THE RECIPE or how to make this at home? Harvested first around the living room a few Basella alba leaves, lemony flowers of two Begonias, leaves of the Okinawan spinach (Gynura bicolor), a couple of flowers of blackcurrant sage / solbærsalvie (Salvia microphylla v. grahamii), Ragged jack kale (grønnkål) leaves, leaves of chopsuey greens / kronkrage (Glebionis coronaria), four different perennial kales / flerårige kåls (Brassica oleracea), leaf shoots of Egyptian onion / luftløk (Allium x proliferum), a few leaves of common sow thistle / haredylle (Sonchus oleraceus), perennial rocket / flerårige rucola (Diplotaxis tenuifolia), parsley / persille leaves (Petroselinum crispum), leaves of Chicory / sikkori variety “Catalogna gigante di Chioggia” (Cichorium intybus), berries of black chokeberry / svartsurbær (Aronia melanocarpa), flowers of hollyhock mallow / rosekattost (Malva alcea), flowers of two varieties of hollyhock / stokkrose (Alcea rosea) – black and pink, hedge mustard / løkurt (Alliaria petiolata), mouse garlic (Allium carinatum), two varieties of dandelion / løvetann (Taraxacum spp.) including moss-leaved, flowers of Japan thistle (Cirsium japonicum), leaves of Allium senescens, a few of the last blackberries / bjørnebær (Rubus fruticosus), berries of black nightshade / svartsøtvier (Solanum nigrum), flowers of Allium mairei, flowers and leaves of anise hyssop / anisisop (Agastache foeniculum), flowers of two varieties of hardy Fuchsia / Magellan-tåre (Fuchsia magellanica) “Alba”og “Tricolor”, Autumn olive / Japansk sølvbusk (Elaeagnus umbellata) berries, radish / reddik (Raphanus sativus)flowers and unripe seed pods, flowers and flower buds of mustard greens / sennepsalat (Brassica juncea), a flower of marigold / ringblomst (Calendula officinalis), new shoots of curled dock / krushøymol (Rumex crispus), leaves and bulb of nodding onion / prærieløk (Allium cernuum), flowers of two varieties of nasturtium / blomkarse (Tropaeolum officinale), two varieties of spring onions / vårløk (Allium cepa), a few leaves of two varieties of sorrel / engsyre (Rumex acetosa), flower buds and flowers of chives / gressløk (Allium schoenoprasum), two leaves of chicory / sikkori variety “Rossa de Treviso” (Cichorium intybus) on the edge of the salad bowl, leaves of perennial chicory (Cichorium intybus), leaves of horned violet / hornfiol (Viola cornuta “Alba”), leaves of Rumex scutatus “Silver Shield” (buckler-leaved sorrel / Fransksyre), a flower of a reflowering variety of strawberry / jordbær (Fragaria x ananassa), flower shoot of scorzonera / scorsonnerot (Scorzonera hispanica), seen in the centre of the salad, a flower of Begonia “Double White, a Dahlia (georginer) flower, oca leaves (Oxalis tuberosa), tomato / tomat “Ida’s Gold” (Lycopersicon esculentum), berries of Physalis “Indian Strain”, two varieties of celery / selleri (Apium graveolens), berries of Ribes divaricatum “Worcesterberry”, carrot / gulrot, turnip / nepe and garlic / hvitløk!
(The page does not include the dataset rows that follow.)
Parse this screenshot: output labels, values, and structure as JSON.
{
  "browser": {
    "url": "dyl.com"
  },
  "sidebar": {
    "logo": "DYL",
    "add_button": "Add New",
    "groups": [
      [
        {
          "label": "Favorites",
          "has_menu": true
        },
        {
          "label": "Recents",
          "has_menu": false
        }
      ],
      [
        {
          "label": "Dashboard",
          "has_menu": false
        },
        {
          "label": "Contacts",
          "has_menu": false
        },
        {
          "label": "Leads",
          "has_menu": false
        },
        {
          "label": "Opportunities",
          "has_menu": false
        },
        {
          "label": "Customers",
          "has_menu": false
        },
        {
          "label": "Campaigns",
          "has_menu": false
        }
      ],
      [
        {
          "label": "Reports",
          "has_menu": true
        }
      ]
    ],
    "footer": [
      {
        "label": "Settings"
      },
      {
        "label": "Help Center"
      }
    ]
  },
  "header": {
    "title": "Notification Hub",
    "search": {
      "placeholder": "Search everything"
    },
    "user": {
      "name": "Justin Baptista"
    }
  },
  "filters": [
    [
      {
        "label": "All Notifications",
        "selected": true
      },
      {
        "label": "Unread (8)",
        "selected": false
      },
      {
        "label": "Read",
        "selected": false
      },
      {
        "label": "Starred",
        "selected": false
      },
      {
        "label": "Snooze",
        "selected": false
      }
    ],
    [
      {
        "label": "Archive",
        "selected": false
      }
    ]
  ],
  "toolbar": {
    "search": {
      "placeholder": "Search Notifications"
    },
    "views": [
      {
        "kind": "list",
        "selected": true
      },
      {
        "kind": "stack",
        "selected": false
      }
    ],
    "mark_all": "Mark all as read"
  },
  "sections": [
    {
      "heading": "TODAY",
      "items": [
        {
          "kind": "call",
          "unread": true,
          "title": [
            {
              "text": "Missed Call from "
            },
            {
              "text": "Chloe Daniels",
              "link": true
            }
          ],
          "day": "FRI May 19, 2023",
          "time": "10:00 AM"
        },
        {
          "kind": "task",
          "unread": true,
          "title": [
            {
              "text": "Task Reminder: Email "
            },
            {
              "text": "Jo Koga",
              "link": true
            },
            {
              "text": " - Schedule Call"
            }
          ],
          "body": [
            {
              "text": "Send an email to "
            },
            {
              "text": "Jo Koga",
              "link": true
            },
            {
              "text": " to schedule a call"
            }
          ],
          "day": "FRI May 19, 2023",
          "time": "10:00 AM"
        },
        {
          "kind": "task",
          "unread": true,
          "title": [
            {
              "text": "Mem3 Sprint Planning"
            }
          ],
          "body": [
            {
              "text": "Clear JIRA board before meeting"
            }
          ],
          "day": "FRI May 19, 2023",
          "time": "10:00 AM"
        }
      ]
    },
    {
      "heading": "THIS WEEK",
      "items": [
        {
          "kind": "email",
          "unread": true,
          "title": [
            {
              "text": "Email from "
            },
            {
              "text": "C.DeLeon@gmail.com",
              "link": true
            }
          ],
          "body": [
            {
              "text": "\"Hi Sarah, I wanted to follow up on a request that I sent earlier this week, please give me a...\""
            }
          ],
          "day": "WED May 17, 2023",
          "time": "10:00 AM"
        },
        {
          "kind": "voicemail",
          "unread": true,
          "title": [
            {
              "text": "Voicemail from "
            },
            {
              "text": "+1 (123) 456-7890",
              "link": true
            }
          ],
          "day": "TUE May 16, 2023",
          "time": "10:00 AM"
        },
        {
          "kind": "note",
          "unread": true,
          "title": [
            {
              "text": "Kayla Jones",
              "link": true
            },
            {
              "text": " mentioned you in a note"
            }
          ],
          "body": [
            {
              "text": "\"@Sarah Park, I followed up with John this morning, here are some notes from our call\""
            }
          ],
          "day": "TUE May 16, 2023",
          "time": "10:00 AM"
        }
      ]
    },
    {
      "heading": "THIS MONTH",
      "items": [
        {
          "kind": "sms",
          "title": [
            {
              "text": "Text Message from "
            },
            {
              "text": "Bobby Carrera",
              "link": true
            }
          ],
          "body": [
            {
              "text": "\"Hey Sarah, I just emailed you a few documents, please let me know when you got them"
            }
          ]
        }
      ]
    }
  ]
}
Put the flowers and other colourful ingredients to one side for the topping, wash, cut (I use scissors) and mix everything else for the main body of the salad, add the salad dressing (olive oil, salt, pepper and vinegar with crushed garlic) and mix, then use the artist in you to decorate the salad!
Perennial vegetables, Edimentals (plants that are edible and ornamental) and other goings on in The Edible Garden